Recently Fishbites has extended their product line with molded baits that are a synthetic alternative to live baits called Fishbites Xtreme Scent Release Lures. The Xtreme Scent Release Lures product line includes scented jerkbaits, shrimp, paddletails, and worms in a wide variety of colors and styles, all of which have the benefits of the cut bait technology in a live bait package. They don't dissolve as the cut bait products do but have a large reservoir of stimulants homogenously distributed throughout their formulation that are emitted while the bait retains its molded shape.
As depicted below the chemicals are mixed with color and flecks to create a slurry of molasses-like consistency which is the input to a standard injection molding process. The material is injected into the die which is heated under pressure - once the baits are ready they are pulled from the die and packed for shipment.
The molded Xtreme Scent Release lures start as a molasses consistency slurry.
Fishbites operator tending the injection mold process.
The die and some freshly molded paddle tail baits.
Fishbites being assembled into package.
Final sealing of the package and ready to ship.

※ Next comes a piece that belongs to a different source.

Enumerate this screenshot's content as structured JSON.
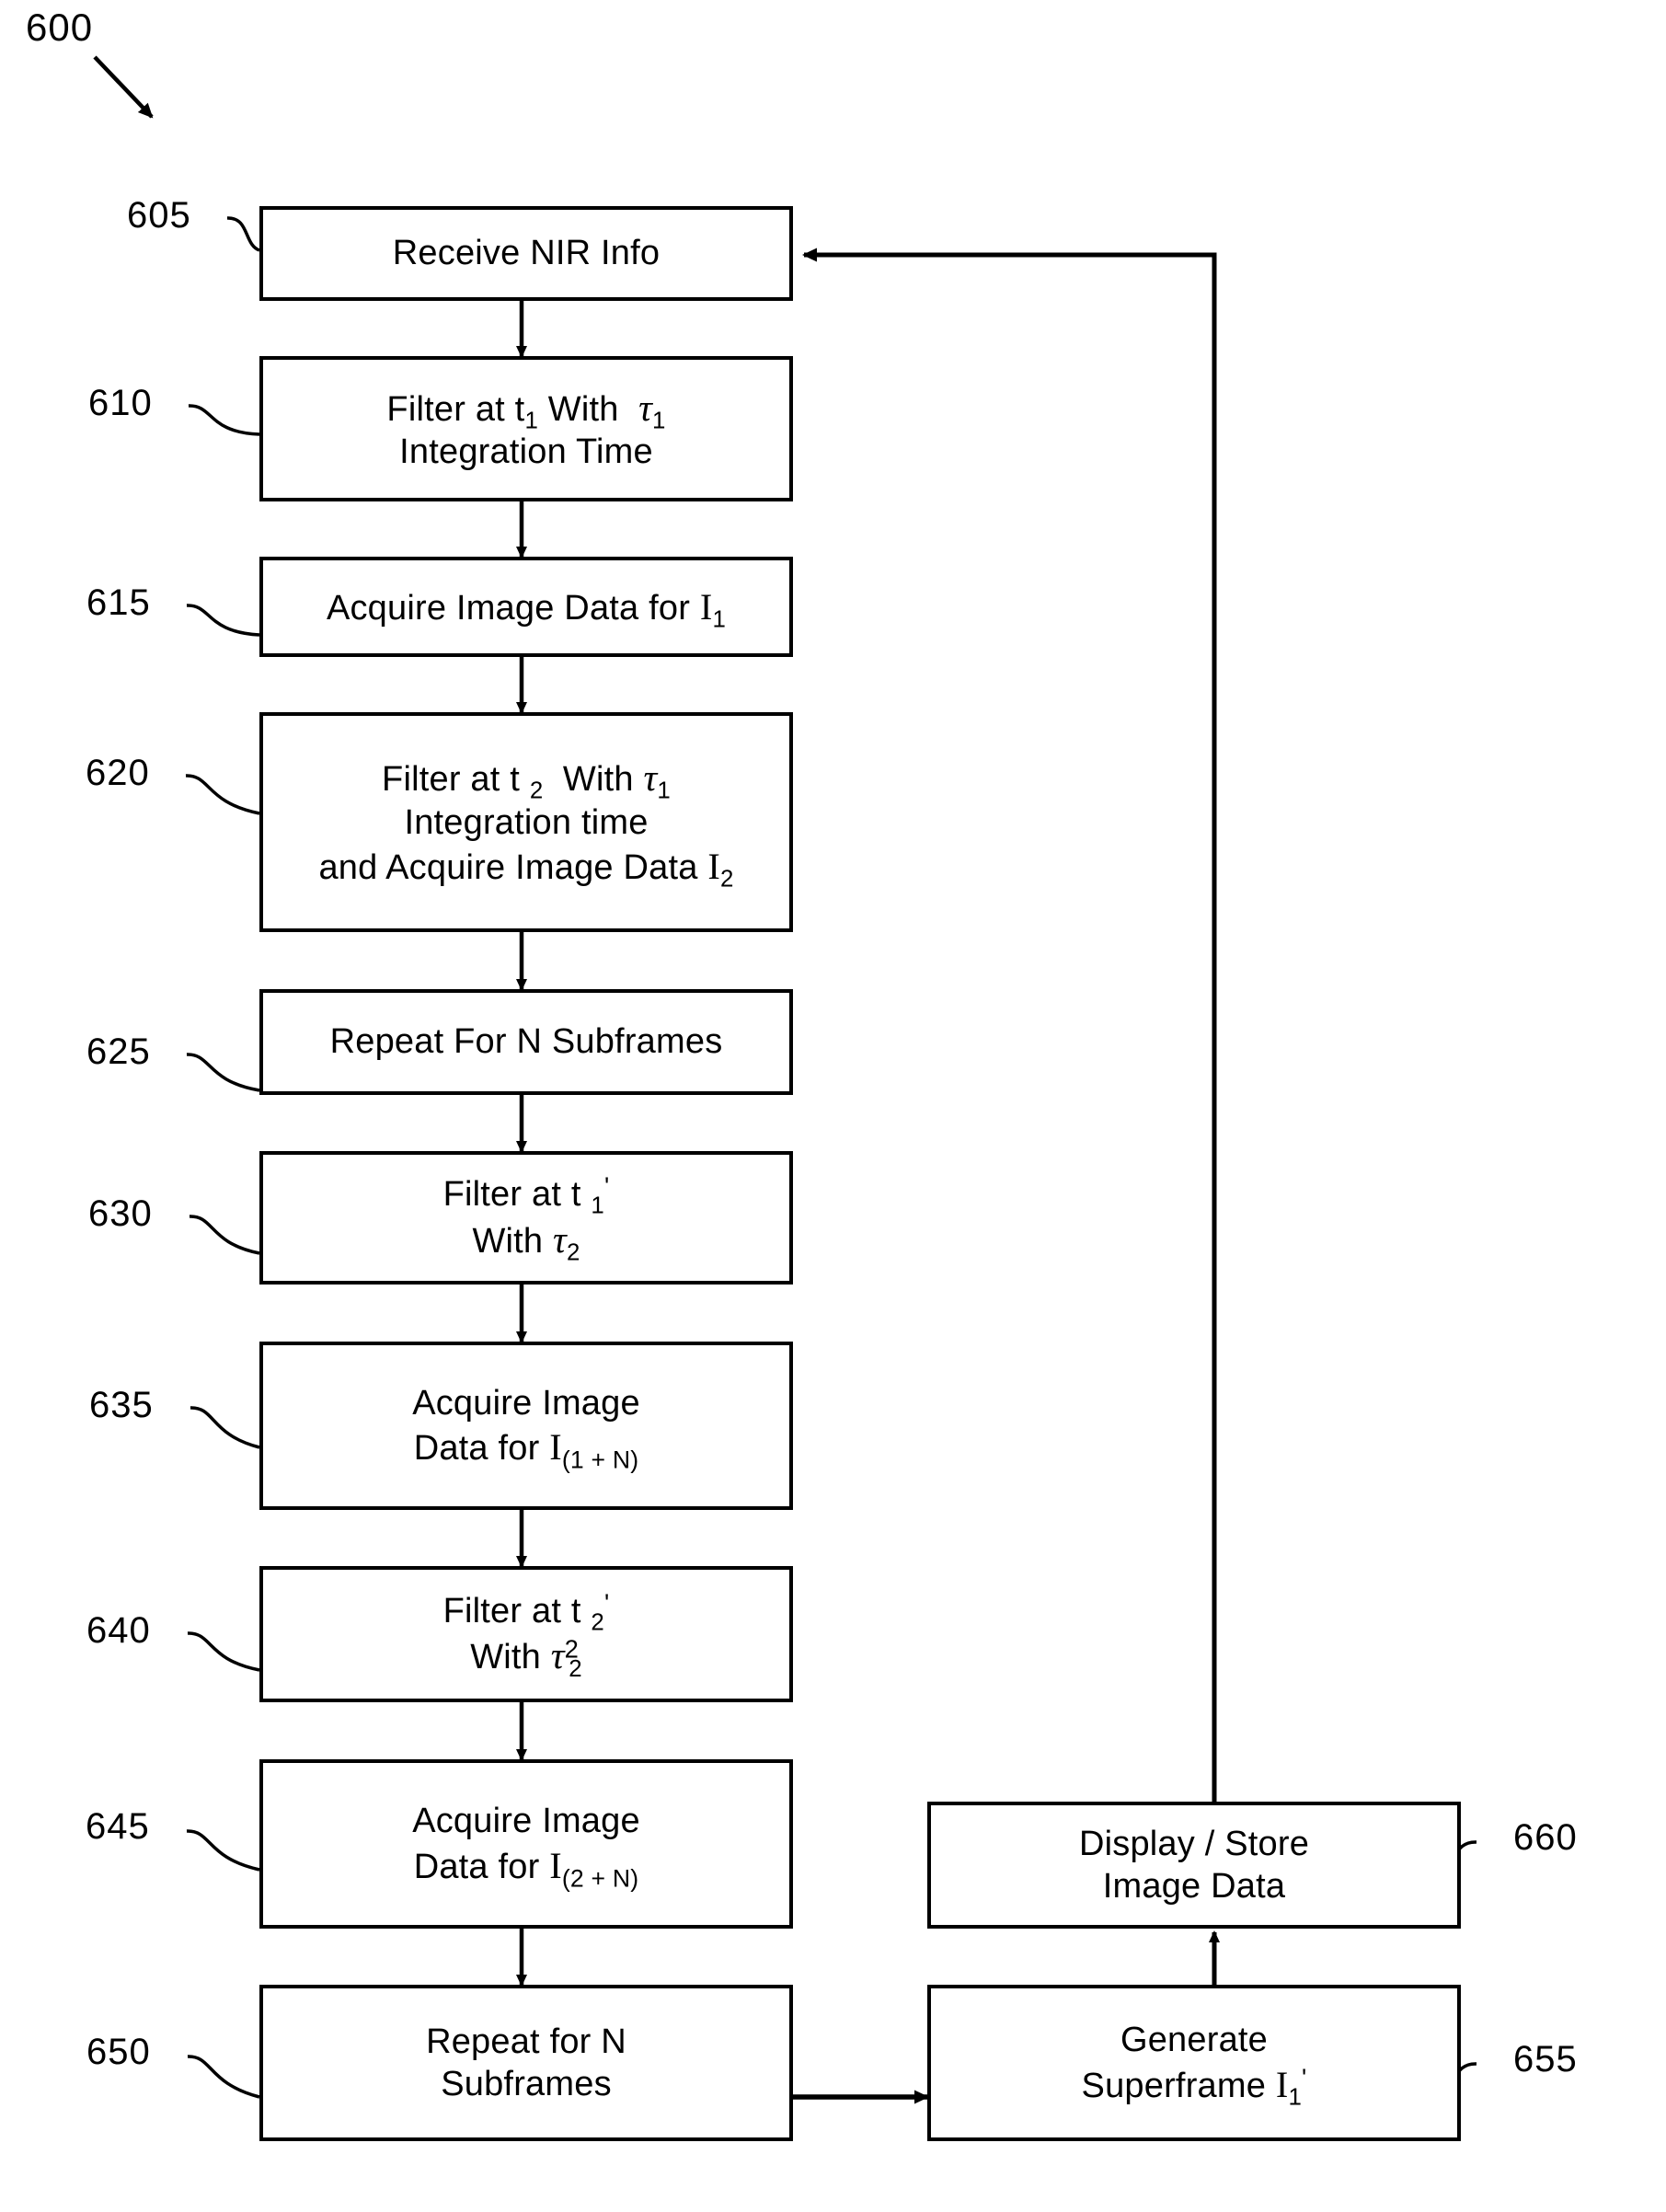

There's a big difference between companies that have traditionally done soft plastics and want to add scents so they can compete in the scented bait market, and a company like Fishbites which has been all about the scent from its inception. CEO Terry Dillinger shares that "Other companies are using and modifying their current products by adding scents. We are and have always have been a scent based company, and every product we have uses and relies primarily on scent technology that mimics the effect of natural baits and what it is that makes fish want them".
It has taken over 30 years for the bait industry to catch on to the ideas Dr. William Carr has been developing for over 30 years, and hopefully the success of Fishbites will one day cause people to recognize his achievements as a pioneer and innovator in this field of study and product development. This is truly an American entrepreneurial success story.
Made in the USA exclusively, Fishbites' footprint is rapidly expanding as angler demand increases all over the country and abroad including the UK, Australia, and Canada with more to come. Fishbites are available in fishing and bait shops small and large, from traditional small tackle shops up to the big box stores such as Bass Pro, Dick's Sporting Goods, Cabelas, and Gander Mountain. For more information on Fishbites visit www.Fishbites.com and let Fishbites help you Set The Hook!